Skip to main content
Original Issue

Friends of the Court They're often viewed with suspicion--and sometimes it's justified--but many NBA players couldn't cope without their posses

It had been a brutal NBA road trip for the Seattle SuperSonics,
five cities in eight days. On March 5, still feeling the effects
of the travel, Marty White, Trevor Pope and Glen King arrived at
Seattle's Key Arena later than usual for the first home game in
nearly two weeks. They dropped off their black Chevy Silverado
truck with the attendant in the team's parking lot, then entered
the arena through a VIP door. Dressed in billowy sweaters and
leather jackets, they strutted confidently into the locker room
area, giving ushers and team employees a wink or a warm hello.
At the lip of the tunnel leading to the court, a guard smiled at
the threesome. "Good luck tonight, guys," he said.

Despite appearances to the contrary, White, Pope and King do not
play for the Sonics.

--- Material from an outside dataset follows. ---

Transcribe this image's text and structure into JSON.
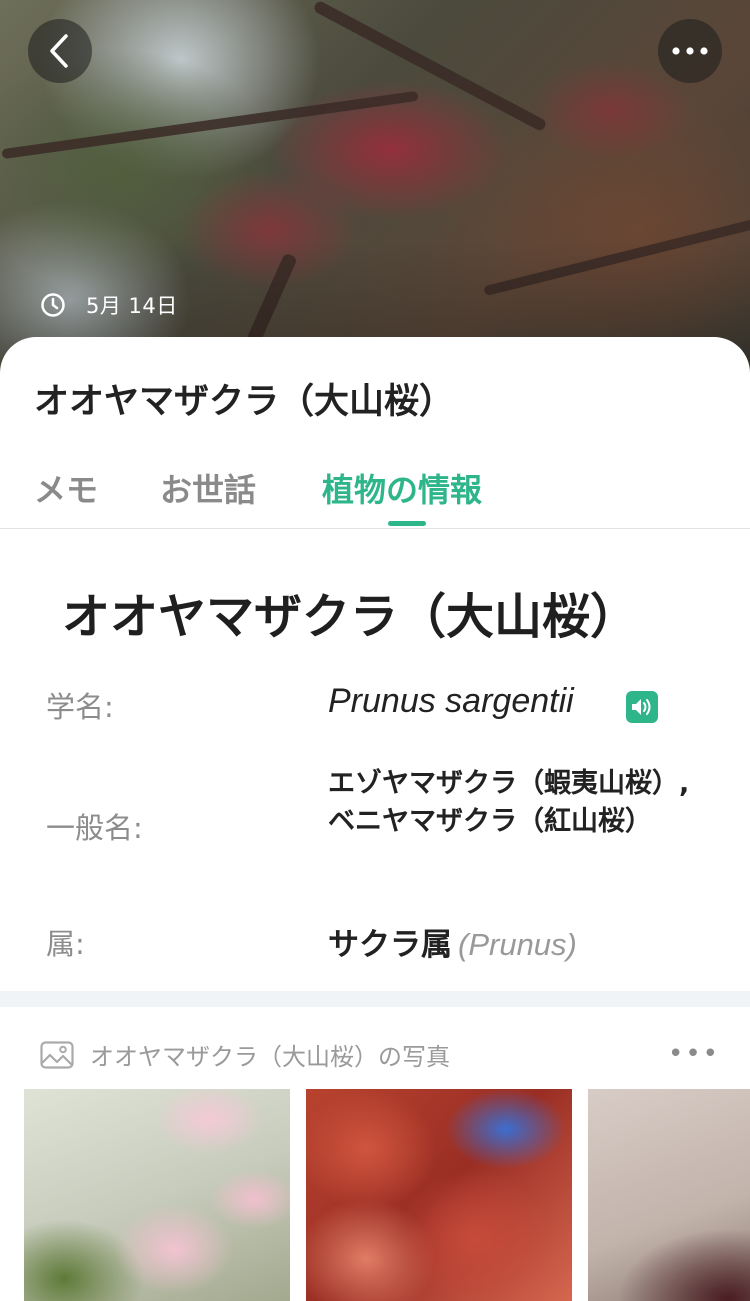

Pope and White are boyhood friends of
Seattle's star point guard, Gary Payton. King is Payton's older
cousin. The three men all live in Seattle, where they work for
Payton, serving as his personal assistants, chauffeurs, de facto
bodyguards and nearly constant companions--the Glove's gloves, so
to speak. They accompany him to All-Star Games, summer workouts
in Las Vegas, autograph signings, commercial shoots. They travel
to all of Seattle's 41 road games; at home games they sit either
in Payton's private luxury box or in the club seats opposite the
Seattle bench. "Them's my boys," says Payton, his raspy voice
full of affection. "The Sonics are my team, but in a way these
guys are my team too. They go everywhere with me."

It's no exaggeration. A few years ago Sonics season-ticket
holders Mark and Nikki Mahan paid $17,000 for Payton and teammate
Vin Baker to come to their house and cook them dinner. The money
went to Payton's charitable foundation. For that, the Mahans
could have expected an intimate meal with two of their favorite
players. When Payton showed up, Pope and White were in tow. Were
the Mahans surprised by the extra company? "Not really," says
Nikki. "Vin had arrived about five minutes earlier and brought a
few of his guys too."

COLOR PHOTO: PHOTOGRAPHS BY JEFFREY SALTER GARY'S GUYS Payton (far right) may be a demanding boss, but he takes his peeps on the road, puts them up in $300-a-night hotel rooms and occasionally offers a spin on his yacht.

COLOR PHOTO: PHOTOGRAPHS BY JEFFREY SALTER LORENZEN'S LOYALISTS For $2,000 a month from Wright (seated), boyhood friend Raw Dawg (black umbrella) acts as a gofer, driver, workout partner and wakeup service.

COLOR PHOTO: PHOTOGRAPHS BY JEFFREY SALTER TIM'S TEAM Miles (back left), a former Philadelphia deputy sheriff, was so effective as a bodyguard for Thomas (wearing cross) that the Bucks made him their director of security.

COLOR PHOTO: PHOTOGRAPHS BY JEFFREY SALTER RASHARD'S RETINUE Parents Leroy and Juanita Brown (under stairs) and best pal Eskridge (far right) eased the transition from high school to NBA life for Lewis (seated).

COLOR PHOTO: PHOTOGRAPHS BY JEFFREY SALTER BARON'S BOYZ Refusing to abandon his lifelong friends from South Central for "Poindexter and Penderpuss," Davis (front) flies his guys in for Hornets games to help assess his play.

B/W PHOTO: GORDON PARKS/TIMEPIX RAY'S RETAINERS In 1951 a French midget was among those who traveled with Robinson (center), who had what may have been the first big-time posse in sports.